Segment Start: Task material
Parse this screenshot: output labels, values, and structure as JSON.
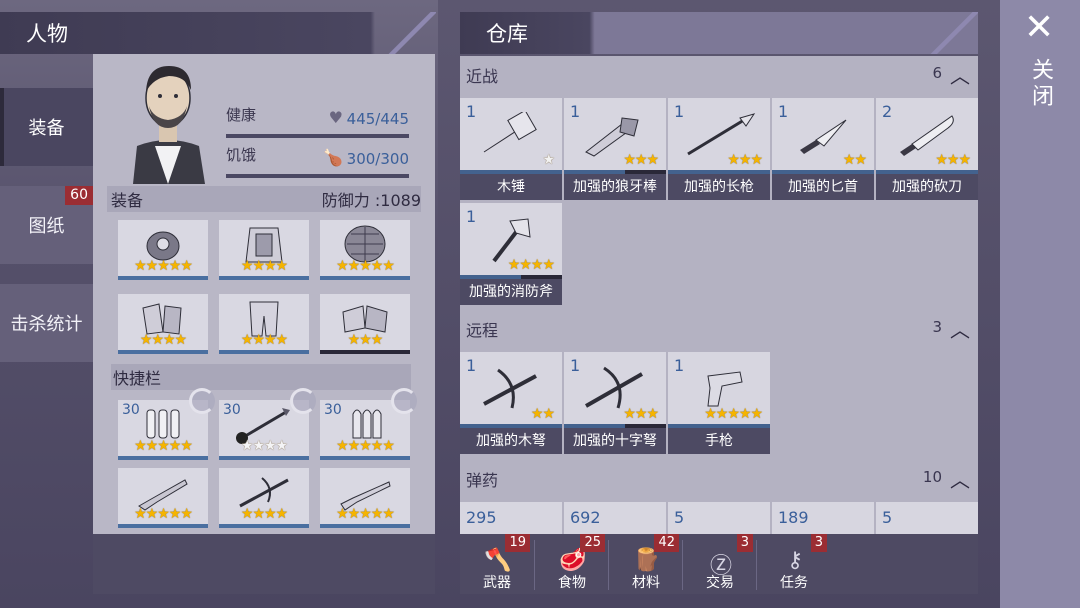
{
  "character": {
    "title": "人物",
    "tabs": [
      {
        "label": "装备",
        "active": true
      },
      {
        "label": "图纸",
        "badge": "60"
      },
      {
        "label": "击杀统计"
      }
    ],
    "stats": {
      "health_label": "健康",
      "health_value": "445/445",
      "hunger_label": "饥饿",
      "hunger_value": "300/300"
    },
    "equipment_label": "装备",
    "defense_label": "防御力 :1089",
    "equipment_slots": [
      {
        "icon": "helmet-icon",
        "stars": "★★★★★"
      },
      {
        "icon": "armor-vest-icon",
        "stars": "★★★★"
      },
      {
        "icon": "shield-back-icon",
        "stars": "★★★★★"
      },
      {
        "icon": "gloves-icon",
        "stars": "★★★★"
      },
      {
        "icon": "pants-icon",
        "stars": "★★★★"
      },
      {
        "icon": "boots-icon",
        "stars": "★★★"
      }
    ],
    "hotbar_label": "快捷栏",
    "hotbar_slots": [
      {
        "icon": "bullets-icon",
        "count": "30",
        "stars": "★★★★★"
      },
      {
        "icon": "crossbow-bolt-icon",
        "count": "30",
        "stars": "★★★★"
      },
      {
        "icon": "rifle-bullets-icon",
        "count": "30",
        "stars": "★★★★★"
      },
      {
        "icon": "shotgun-icon",
        "stars": "★★★★★"
      },
      {
        "icon": "crossbow-icon",
        "stars": "★★★★"
      },
      {
        "icon": "rifle-icon",
        "stars": "★★★★★"
      }
    ]
  },
  "warehouse": {
    "title": "仓库",
    "melee": {
      "label": "近战",
      "count": "6",
      "items": [
        {
          "num": "1",
          "name": "木锤",
          "stars": "★",
          "icon": "hammer-icon"
        },
        {
          "num": "1",
          "name": "加强的狼牙棒",
          "stars": "★★★",
          "icon": "spiked-club-icon"
        },
        {
          "num": "1",
          "name": "加强的长枪",
          "stars": "★★★",
          "icon": "spear-icon"
        },
        {
          "num": "1",
          "name": "加强的匕首",
          "stars": "★★",
          "icon": "dagger-icon"
        },
        {
          "num": "2",
          "name": "加强的砍刀",
          "stars": "★★★",
          "icon": "machete-icon"
        },
        {
          "num": "1",
          "name": "加强的消防斧",
          "stars": "★★★★",
          "icon": "fire-axe-icon"
        }
      ]
    },
    "ranged": {
      "label": "远程",
      "count": "3",
      "items": [
        {
          "num": "1",
          "name": "加强的木弩",
          "stars": "★★",
          "icon": "wooden-crossbow-icon"
        },
        {
          "num": "1",
          "name": "加强的十字弩",
          "stars": "★★★",
          "icon": "crossbow-icon"
        },
        {
          "num": "1",
          "name": "手枪",
          "stars": "★★★★★",
          "icon": "pistol-icon"
        }
      ]
    },
    "ammo": {
      "label": "弹药",
      "count": "10",
      "items": [
        {
          "num": "295"
        },
        {
          "num": "692"
        },
        {
          "num": "5"
        },
        {
          "num": "189"
        },
        {
          "num": "5"
        }
      ]
    }
  },
  "bottom_nav": [
    {
      "label": "武器",
      "badge": "19",
      "icon": "axe-icon"
    },
    {
      "label": "食物",
      "badge": "25",
      "icon": "steak-icon"
    },
    {
      "label": "材料",
      "badge": "42",
      "icon": "logs-icon"
    },
    {
      "label": "交易",
      "badge": "3",
      "icon": "coin-icon"
    },
    {
      "label": "任务",
      "badge": "3",
      "icon": "key-icon"
    }
  ],
  "close": {
    "label": "关闭"
  },
  "colors": {
    "star": "#f5b400",
    "badge": "#9b2d33",
    "value_blue": "#3a5f9a"
  }
}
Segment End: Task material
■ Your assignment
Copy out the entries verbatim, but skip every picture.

■ Response to the exercise
Parse this screenshot: output labels, values, and structure as JSON.
{
  "character": {
    "title": "人物",
    "tabs": [
      {
        "label": "装备",
        "active": true
      },
      {
        "label": "图纸",
        "badge": "60"
      },
      {
        "label": "击杀统计"
      }
    ],
    "stats": {
      "health_label": "健康",
      "health_value": "445/445",
      "hunger_label": "饥饿",
      "hunger_value": "300/300"
    },
    "equipment_label": "装备",
    "defense_label": "防御力 :1089",
    "equipment_slots": [
      {
        "icon": "helmet-icon",
        "stars": "★★★★★"
      },
      {
        "icon": "armor-vest-icon",
        "stars": "★★★★"
      },
      {
        "icon": "shield-back-icon",
        "stars": "★★★★★"
      },
      {
        "icon": "gloves-icon",
        "stars": "★★★★"
      },
      {
        "icon": "pants-icon",
        "stars": "★★★★"
      },
      {
        "icon": "boots-icon",
        "stars": "★★★"
      }
    ],
    "hotbar_label": "快捷栏",
    "hotbar_slots": [
      {
        "icon": "bullets-icon",
        "count": "30",
        "stars": "★★★★★"
      },
      {
        "icon": "crossbow-bolt-icon",
        "count": "30",
        "stars": "★★★★"
      },
      {
        "icon": "rifle-bullets-icon",
        "count": "30",
        "stars": "★★★★★"
      },
      {
        "icon": "shotgun-icon",
        "stars": "★★★★★"
      },
      {
        "icon": "crossbow-icon",
        "stars": "★★★★"
      },
      {
        "icon": "rifle-icon",
        "stars": "★★★★★"
      }
    ]
  },
  "warehouse": {
    "title": "仓库",
    "melee": {
      "label": "近战",
      "count": "6",
      "items": [
        {
          "num": "1",
          "name": "木锤",
          "stars": "★",
          "icon": "hammer-icon"
        },
        {
          "num": "1",
          "name": "加强的狼牙棒",
          "stars": "★★★",
          "icon": "spiked-club-icon"
        },
        {
          "num": "1",
          "name": "加强的长枪",
          "stars": "★★★",
          "icon": "spear-icon"
        },
        {
          "num": "1",
          "name": "加强的匕首",
          "stars": "★★",
          "icon": "dagger-icon"
        },
        {
          "num": "2",
          "name": "加强的砍刀",
          "stars": "★★★",
          "icon": "machete-icon"
        },
        {
          "num": "1",
          "name": "加强的消防斧",
          "stars": "★★★★",
          "icon": "fire-axe-icon"
        }
      ]
    },
    "ranged": {
      "label": "远程",
      "count": "3",
      "items": [
        {
          "num": "1",
          "name": "加强的木弩",
          "stars": "★★",
          "icon": "wooden-crossbow-icon"
        },
        {
          "num": "1",
          "name": "加强的十字弩",
          "stars": "★★★",
          "icon": "crossbow-icon"
        },
        {
          "num": "1",
          "name": "手枪",
          "stars": "★★★★★",
          "icon": "pistol-icon"
        }
      ]
    },
    "ammo": {
      "label": "弹药",
      "count": "10",
      "items": [
        {
          "num": "295"
        },
        {
          "num": "692"
        },
        {
          "num": "5"
        },
        {
          "num": "189"
        },
        {
          "num": "5"
        }
      ]
    }
  },
  "bottom_nav": [
    {
      "label": "武器",
      "badge": "19",
      "icon": "axe-icon"
    },
    {
      "label": "食物",
      "badge": "25",
      "icon": "steak-icon"
    },
    {
      "label": "材料",
      "badge": "42",
      "icon": "logs-icon"
    },
    {
      "label": "交易",
      "badge": "3",
      "icon": "coin-icon"
    },
    {
      "label": "任务",
      "badge": "3",
      "icon": "key-icon"
    }
  ],
  "close": {
    "label": "关闭"
  },
  "colors": {
    "star": "#f5b400",
    "badge": "#9b2d33",
    "value_blue": "#3a5f9a"
  }
}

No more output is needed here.